Tchaikovsky was a composer of intimate, one might say confessional, music. He communicates emotions with great authenticity and force, so when one listens to his compositions it is as if the Will speaks directly to the heart. His Symphony No. 6 – the Pathétique – was his last, and he died only nine days after conducting its premiere in St. Petersburg. Did he intend it to be his requiem? The circumstances of his death remain shrouded in uncertainty and controversy, and for a long time afterwards an argument raged amongst his admirers, friends and scholars, as to whether he died of cholera or at his own hand. Could the clue lie in the symphony itself?
The Pathétique was Tchaikovsky’s most tragic, most confessional work. The work commences and ends in nothingness, and has a descending spiral structure reminiscent of the funeral bells of the Russian Orthodox Church. The first movement opens in a murky, foreboding mood, which is suddenly interrupted by an upsurge of a fateful four-note figure, initially announced by the wind section. As the melody gathers strength, it is taken over by the strings. The forces of life and death, consciousness and oblivion, light and darkness, reach a climax, and the melody is then carried by a single violin, as if Charon were ferrying the listener across the river Acheron. The memories of passionate but also painful moments return briefly in the form of an undanceable waltz. But are memories enough to sustain life? In the last movement, the forces of life make a final attempt at a comeback, with a vehemence that only reinforces its futility. The decrescendo finale, highly unusual in Tchaikovsky’s time, makes one feel as if one were descending into the grave, or into Dante’s Inferno. Barely audible sounds mark the final capitulation to the Will. From a mist we came and to a mist we return; beneath it all, desire for oblivion runs.
© Dr Eva Cybulska 2012

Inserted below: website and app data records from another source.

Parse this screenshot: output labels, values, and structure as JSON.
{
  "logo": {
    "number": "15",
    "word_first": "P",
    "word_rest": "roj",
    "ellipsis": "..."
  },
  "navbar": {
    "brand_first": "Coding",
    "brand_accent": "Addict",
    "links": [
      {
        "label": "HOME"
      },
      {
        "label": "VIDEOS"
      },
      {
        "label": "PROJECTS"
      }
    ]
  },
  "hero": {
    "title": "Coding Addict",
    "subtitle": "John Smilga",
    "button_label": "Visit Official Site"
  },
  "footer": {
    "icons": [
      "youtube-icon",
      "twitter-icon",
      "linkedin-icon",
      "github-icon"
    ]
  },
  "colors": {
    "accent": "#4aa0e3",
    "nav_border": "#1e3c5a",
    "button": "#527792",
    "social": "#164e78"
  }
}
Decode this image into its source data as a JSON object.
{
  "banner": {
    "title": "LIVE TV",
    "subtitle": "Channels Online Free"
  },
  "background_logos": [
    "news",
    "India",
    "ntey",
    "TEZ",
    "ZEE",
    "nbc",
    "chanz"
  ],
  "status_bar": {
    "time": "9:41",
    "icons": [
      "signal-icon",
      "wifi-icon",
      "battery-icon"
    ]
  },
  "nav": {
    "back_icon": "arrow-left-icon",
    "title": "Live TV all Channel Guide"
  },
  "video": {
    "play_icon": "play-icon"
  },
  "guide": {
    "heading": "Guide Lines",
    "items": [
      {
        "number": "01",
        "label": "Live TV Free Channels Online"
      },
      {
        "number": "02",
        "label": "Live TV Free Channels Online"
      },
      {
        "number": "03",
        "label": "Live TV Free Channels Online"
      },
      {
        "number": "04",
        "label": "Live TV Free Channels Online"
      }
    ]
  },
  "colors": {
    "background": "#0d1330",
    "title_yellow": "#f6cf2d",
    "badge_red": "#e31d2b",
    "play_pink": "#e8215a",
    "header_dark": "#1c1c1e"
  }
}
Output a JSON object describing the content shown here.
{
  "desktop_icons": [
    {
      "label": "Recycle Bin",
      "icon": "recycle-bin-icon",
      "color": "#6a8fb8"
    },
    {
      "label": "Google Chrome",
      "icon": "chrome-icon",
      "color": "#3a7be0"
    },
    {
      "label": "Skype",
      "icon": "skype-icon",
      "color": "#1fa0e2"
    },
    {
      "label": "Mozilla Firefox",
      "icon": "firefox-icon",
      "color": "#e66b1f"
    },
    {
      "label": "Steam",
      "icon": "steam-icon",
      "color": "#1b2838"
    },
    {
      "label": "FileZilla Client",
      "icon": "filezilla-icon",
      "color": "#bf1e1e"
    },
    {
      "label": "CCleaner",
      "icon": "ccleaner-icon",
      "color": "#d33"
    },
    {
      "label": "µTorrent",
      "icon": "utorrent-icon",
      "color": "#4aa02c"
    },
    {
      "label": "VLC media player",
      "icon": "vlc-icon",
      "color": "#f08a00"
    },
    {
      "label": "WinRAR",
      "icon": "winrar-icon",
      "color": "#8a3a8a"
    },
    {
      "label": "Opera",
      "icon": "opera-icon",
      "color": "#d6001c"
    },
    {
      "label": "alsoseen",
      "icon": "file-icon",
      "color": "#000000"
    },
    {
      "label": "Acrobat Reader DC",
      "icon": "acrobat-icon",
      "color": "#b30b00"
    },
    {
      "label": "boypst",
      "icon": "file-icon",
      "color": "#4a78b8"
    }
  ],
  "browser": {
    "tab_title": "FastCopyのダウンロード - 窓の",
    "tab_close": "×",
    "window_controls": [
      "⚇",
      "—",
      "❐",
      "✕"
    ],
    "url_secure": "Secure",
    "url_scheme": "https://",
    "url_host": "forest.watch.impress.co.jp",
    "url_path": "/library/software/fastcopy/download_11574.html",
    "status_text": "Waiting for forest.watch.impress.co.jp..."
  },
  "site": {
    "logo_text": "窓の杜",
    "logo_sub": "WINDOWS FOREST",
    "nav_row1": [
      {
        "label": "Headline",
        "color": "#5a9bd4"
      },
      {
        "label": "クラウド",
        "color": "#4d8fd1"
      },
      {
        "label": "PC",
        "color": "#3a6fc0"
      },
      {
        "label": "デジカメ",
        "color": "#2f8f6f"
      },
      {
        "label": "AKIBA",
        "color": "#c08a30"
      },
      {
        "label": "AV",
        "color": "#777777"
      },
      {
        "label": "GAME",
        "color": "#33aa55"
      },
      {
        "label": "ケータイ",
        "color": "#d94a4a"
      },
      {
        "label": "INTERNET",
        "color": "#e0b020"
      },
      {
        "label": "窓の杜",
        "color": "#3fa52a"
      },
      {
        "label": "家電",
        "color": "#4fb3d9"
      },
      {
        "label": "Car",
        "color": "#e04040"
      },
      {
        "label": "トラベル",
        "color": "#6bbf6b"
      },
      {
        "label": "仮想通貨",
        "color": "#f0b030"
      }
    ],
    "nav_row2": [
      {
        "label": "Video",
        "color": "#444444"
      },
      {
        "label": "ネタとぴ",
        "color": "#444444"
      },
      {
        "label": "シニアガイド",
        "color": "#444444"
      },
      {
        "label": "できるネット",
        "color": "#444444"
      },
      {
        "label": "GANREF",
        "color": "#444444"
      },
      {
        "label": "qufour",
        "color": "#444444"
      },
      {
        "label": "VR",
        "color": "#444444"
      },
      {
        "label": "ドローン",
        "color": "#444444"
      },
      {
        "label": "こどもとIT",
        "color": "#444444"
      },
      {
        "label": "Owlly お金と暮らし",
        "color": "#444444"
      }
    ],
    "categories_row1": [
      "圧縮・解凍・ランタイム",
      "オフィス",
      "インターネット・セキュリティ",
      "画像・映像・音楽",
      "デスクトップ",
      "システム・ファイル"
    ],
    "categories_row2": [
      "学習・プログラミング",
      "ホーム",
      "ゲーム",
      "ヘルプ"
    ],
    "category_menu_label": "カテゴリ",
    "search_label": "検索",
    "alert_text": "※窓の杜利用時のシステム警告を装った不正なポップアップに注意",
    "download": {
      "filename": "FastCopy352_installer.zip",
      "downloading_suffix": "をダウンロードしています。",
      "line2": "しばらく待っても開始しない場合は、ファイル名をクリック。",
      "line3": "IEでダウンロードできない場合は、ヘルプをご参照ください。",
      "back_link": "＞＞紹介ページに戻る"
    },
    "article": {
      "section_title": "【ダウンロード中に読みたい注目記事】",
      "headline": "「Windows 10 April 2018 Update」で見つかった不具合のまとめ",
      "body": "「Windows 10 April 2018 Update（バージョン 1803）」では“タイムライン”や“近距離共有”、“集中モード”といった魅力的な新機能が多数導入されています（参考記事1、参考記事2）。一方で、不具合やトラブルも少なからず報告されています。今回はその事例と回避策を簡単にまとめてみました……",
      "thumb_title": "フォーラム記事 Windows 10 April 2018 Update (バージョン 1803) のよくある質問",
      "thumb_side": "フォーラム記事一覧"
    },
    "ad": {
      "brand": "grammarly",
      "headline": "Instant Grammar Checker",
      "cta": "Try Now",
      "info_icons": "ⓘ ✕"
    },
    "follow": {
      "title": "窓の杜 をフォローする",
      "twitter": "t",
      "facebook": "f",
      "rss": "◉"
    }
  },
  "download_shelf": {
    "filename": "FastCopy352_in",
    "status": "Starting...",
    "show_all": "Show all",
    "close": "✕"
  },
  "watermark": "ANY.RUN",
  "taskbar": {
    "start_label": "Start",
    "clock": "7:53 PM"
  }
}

Eva Cybulska is an independent scholar and writer living in London. Formerly a psychiatrist, she is currently working on her book Nietzsche: A Hero’s Journey into Night. Please visit her blog at thoughtsatthemeridian.blogspot.co.uk.